Thursday, Sept. 03
Latest News
  1. Chung claims 'fraud' in FIFA presidential poll
  2. Obama expected to press Saudi King on conflicts in Syria, Yemen
  3. UN: 13 million children denied education by Mideast wars
  4. Drowned toddler sparks fresh horror over Europe migrant crisis
  5. IS claims Yemen Shiite mosque attack that killed 28
  6. US calls for release of Chinese rights activists
  7. Trial of Congolese rebel opens with gruesome images
  8. Gunmen kills 2 Yemeni staff of Red Cross
  9. Iran to confiscate cars of 'poorly veiled' women
  10. 'At least 50 dead' in Shebab attack on AU base
  11. Thousands arrive in Athens as migrant influx piles pressure on EU
  12. Millions strike in India over 'anti-labor reforms'
  13. Turkish connection probed in Bangkok bomber search
  14. Italy ready to impose border controls after Germany request
  15. Israel opposes Palestinian flag-raising at the UN
  16. Saudi top cleric slams Iran prophet movie
  17. Qatar to enforce key labor reform from November
  18. Lebanon government powerless as protesters escalate campaign
  19. Car bomb kills 10 in Syria regime bastion Latakia
  20. Gunmen kidnap 18 Turks in Iraq capital

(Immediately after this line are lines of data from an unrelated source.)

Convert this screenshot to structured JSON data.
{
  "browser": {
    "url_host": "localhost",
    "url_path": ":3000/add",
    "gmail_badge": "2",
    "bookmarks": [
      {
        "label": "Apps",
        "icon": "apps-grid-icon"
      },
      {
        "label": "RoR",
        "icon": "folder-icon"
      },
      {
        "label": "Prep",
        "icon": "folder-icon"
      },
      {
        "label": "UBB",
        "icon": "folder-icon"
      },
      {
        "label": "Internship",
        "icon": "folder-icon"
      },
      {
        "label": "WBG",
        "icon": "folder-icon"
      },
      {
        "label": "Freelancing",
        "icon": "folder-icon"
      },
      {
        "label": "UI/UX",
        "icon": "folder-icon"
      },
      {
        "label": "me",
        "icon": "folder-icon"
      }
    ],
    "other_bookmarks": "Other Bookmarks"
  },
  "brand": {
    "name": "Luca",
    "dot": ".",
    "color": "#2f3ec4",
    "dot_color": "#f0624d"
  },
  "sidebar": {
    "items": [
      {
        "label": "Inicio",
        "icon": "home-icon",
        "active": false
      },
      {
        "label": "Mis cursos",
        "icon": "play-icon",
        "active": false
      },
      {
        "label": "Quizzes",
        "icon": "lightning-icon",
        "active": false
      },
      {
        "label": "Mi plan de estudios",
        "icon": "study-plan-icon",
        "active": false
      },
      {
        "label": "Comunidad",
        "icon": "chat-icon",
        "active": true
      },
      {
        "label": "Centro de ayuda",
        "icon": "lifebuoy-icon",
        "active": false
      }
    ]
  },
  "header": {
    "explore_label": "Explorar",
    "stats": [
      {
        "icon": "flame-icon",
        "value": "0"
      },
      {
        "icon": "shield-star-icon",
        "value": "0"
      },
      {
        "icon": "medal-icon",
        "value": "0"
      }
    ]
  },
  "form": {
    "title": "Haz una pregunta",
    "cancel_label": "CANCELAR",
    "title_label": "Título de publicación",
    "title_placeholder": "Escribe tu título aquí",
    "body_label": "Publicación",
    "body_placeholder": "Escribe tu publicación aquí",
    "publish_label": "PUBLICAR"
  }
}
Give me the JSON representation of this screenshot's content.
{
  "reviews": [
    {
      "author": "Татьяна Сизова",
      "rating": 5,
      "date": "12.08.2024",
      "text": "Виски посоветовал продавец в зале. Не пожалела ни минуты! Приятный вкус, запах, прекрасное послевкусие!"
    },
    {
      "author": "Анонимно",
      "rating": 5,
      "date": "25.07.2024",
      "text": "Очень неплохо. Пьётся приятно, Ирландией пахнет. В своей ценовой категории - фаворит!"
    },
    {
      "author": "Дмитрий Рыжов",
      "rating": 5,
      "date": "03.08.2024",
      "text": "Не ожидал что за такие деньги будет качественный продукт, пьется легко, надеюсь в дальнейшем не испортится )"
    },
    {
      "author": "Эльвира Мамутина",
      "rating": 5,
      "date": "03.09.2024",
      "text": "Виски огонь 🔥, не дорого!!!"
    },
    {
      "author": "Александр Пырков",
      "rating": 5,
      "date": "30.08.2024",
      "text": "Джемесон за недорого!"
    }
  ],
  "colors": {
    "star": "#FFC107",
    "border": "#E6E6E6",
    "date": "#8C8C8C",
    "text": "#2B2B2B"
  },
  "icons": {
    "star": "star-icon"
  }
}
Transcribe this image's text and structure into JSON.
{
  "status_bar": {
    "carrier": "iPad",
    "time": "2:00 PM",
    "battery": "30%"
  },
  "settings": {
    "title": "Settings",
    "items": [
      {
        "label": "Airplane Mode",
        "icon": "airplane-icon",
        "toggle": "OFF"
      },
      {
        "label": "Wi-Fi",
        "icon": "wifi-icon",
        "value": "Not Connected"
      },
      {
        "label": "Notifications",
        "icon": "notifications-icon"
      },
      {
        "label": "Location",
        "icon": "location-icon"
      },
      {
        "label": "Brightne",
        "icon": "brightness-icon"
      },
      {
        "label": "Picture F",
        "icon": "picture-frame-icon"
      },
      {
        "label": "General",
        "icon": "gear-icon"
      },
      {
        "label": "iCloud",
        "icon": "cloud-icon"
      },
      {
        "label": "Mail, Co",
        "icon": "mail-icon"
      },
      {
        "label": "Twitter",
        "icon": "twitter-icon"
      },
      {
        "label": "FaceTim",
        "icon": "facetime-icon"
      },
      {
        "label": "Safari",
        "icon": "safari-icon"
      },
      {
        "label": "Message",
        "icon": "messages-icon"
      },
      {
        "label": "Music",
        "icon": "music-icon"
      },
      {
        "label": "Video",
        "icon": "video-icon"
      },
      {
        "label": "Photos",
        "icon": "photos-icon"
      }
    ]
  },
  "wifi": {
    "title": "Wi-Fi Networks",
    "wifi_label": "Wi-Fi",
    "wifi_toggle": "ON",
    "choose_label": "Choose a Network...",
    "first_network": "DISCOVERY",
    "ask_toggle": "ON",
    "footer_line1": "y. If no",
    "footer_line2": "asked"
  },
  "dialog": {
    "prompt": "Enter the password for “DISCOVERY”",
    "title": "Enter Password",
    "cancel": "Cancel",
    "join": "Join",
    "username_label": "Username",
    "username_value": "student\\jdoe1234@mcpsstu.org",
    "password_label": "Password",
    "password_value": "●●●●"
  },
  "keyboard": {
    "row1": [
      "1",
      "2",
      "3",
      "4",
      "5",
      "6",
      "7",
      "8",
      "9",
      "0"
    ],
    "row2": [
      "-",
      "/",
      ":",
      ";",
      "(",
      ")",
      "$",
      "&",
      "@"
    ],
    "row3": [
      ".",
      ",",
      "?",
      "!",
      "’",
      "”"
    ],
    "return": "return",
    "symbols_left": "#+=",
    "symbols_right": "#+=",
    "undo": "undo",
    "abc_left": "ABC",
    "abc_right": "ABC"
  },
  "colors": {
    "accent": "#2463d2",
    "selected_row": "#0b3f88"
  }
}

Tunisia frees man held over attack on US consulate in Libya

Jan. 8, 2013 5:53 P.M. (Updated: Jan. 9, 2013 3:29 P.M.)
TUNIS (Reuters) -- Tunisia has freed, for lack of evidence, a Tunisian man who had been suspected of involvement in an Islamist militant attack in Libya last year in which the US ambassador was killed, his lawyer said on Tuesday.

Ali Harzi was one of two Tunisians named in October by the Daily Beast website as having been detained in Turkey over the violence in which Christopher Stevens, the US ambassador to Libya, and three other American officials were killed.

"The judge decided to free Harzi and he is free now," lawyer Anouar Awled Ali told Reuters. "The release came in response to our request to free him for lack of evidence and after he underwent the hearing with American investigators as a witness in the case."

A Tunisian justice ministry spokesman confirmed the release of Harzi but declined to elaborate.

A month ago, Harzi refused to be interviewed by visiting US FBI investigators over the Sept. 11 assault on the US consulate in the eastern Libyan city of Benghazi.

The Daily Beast reported that shortly after the attacks began, Harzi posted an update on an unspecified social media site about the fighting.

It said Harzi was on his way to Syria when he was detained in Turkey at the behest of US authorities, and that he was affiliated with a militant group in North Africa.
Powered By: HTD Technologies
Ma'an News Agency
All rights reserved © 2005-2015